§ Exercise objective: Copy the data that follows, exactly and completely.

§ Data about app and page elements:
/---

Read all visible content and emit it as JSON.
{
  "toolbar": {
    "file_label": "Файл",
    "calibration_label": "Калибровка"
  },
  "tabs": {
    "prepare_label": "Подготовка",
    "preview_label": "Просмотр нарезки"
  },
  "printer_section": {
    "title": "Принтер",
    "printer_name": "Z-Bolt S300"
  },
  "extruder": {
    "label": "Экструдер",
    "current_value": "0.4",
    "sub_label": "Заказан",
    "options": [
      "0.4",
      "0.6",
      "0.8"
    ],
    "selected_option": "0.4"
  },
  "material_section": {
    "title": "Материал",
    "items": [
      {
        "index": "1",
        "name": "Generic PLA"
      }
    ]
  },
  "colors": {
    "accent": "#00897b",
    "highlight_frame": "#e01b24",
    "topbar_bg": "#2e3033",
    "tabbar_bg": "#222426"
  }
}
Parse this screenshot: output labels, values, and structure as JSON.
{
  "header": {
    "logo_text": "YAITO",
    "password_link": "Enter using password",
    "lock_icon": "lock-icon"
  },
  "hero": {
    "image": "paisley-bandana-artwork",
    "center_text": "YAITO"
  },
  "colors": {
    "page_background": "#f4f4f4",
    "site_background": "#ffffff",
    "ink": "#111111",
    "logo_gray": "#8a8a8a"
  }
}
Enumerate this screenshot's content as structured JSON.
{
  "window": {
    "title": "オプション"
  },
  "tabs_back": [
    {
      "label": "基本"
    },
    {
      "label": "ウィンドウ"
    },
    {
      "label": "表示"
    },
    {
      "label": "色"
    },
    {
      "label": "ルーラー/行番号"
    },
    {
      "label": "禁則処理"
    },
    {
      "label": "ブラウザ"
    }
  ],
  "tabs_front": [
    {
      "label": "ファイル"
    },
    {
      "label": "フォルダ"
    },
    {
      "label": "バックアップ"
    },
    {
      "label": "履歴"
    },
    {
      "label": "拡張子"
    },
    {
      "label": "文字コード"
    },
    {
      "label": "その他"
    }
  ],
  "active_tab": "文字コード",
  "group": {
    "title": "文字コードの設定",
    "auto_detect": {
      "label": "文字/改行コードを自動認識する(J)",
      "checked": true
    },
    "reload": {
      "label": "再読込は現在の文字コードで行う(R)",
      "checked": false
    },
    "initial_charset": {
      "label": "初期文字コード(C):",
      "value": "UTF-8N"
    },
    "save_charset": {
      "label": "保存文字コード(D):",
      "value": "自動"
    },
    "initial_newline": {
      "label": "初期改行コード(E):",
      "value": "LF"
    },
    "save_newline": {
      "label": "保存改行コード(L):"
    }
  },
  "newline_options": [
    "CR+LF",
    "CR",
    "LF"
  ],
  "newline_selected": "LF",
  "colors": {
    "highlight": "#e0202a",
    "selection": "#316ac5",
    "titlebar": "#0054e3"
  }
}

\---

§ Exercise output:
Read all visible content and emit it as JSON.
{
  "toolbar": {
    "file_label": "Файл",
    "calibration_label": "Калибровка"
  },
  "tabs": {
    "prepare_label": "Подготовка",
    "preview_label": "Просмотр нарезки"
  },
  "printer_section": {
    "title": "Принтер",
    "printer_name": "Z-Bolt S300"
  },
  "extruder": {
    "label": "Экструдер",
    "current_value": "0.4",
    "sub_label": "Заказан",
    "options": [
      "0.4",
      "0.6",
      "0.8"
    ],
    "selected_option": "0.4"
  },
  "material_section": {
    "title": "Материал",
    "items": [
      {
        "index": "1",
        "name": "Generic PLA"
      }
    ]
  },
  "colors": {
    "accent": "#00897b",
    "highlight_frame": "#e01b24",
    "topbar_bg": "#2e3033",
    "tabbar_bg": "#222426"
  }
}
Parse this screenshot: output labels, values, and structure as JSON.
{
  "header": {
    "logo_text": "YAITO",
    "password_link": "Enter using password",
    "lock_icon": "lock-icon"
  },
  "hero": {
    "image": "paisley-bandana-artwork",
    "center_text": "YAITO"
  },
  "colors": {
    "page_background": "#f4f4f4",
    "site_background": "#ffffff",
    "ink": "#111111",
    "logo_gray": "#8a8a8a"
  }
}
Enumerate this screenshot's content as structured JSON.
{
  "window": {
    "title": "オプション"
  },
  "tabs_back": [
    {
      "label": "基本"
    },
    {
      "label": "ウィンドウ"
    },
    {
      "label": "表示"
    },
    {
      "label": "色"
    },
    {
      "label": "ルーラー/行番号"
    },
    {
      "label": "禁則処理"
    },
    {
      "label": "ブラウザ"
    }
  ],
  "tabs_front": [
    {
      "label": "ファイル"
    },
    {
      "label": "フォルダ"
    },
    {
      "label": "バックアップ"
    },
    {
      "label": "履歴"
    },
    {
      "label": "拡張子"
    },
    {
      "label": "文字コード"
    },
    {
      "label": "その他"
    }
  ],
  "active_tab": "文字コード",
  "group": {
    "title": "文字コードの設定",
    "auto_detect": {
      "label": "文字/改行コードを自動認識する(J)",
      "checked": true
    },
    "reload": {
      "label": "再読込は現在の文字コードで行う(R)",
      "checked": false
    },
    "initial_charset": {
      "label": "初期文字コード(C):",
      "value": "UTF-8N"
    },
    "save_charset": {
      "label": "保存文字コード(D):",
      "value": "自動"
    },
    "initial_newline": {
      "label": "初期改行コード(E):",
      "value": "LF"
    },
    "save_newline": {
      "label": "保存改行コード(L):"
    }
  },
  "newline_options": [
    "CR+LF",
    "CR",
    "LF"
  ],
  "newline_selected": "LF",
  "colors": {
    "highlight": "#e0202a",
    "selection": "#316ac5",
    "titlebar": "#0054e3"
  }
}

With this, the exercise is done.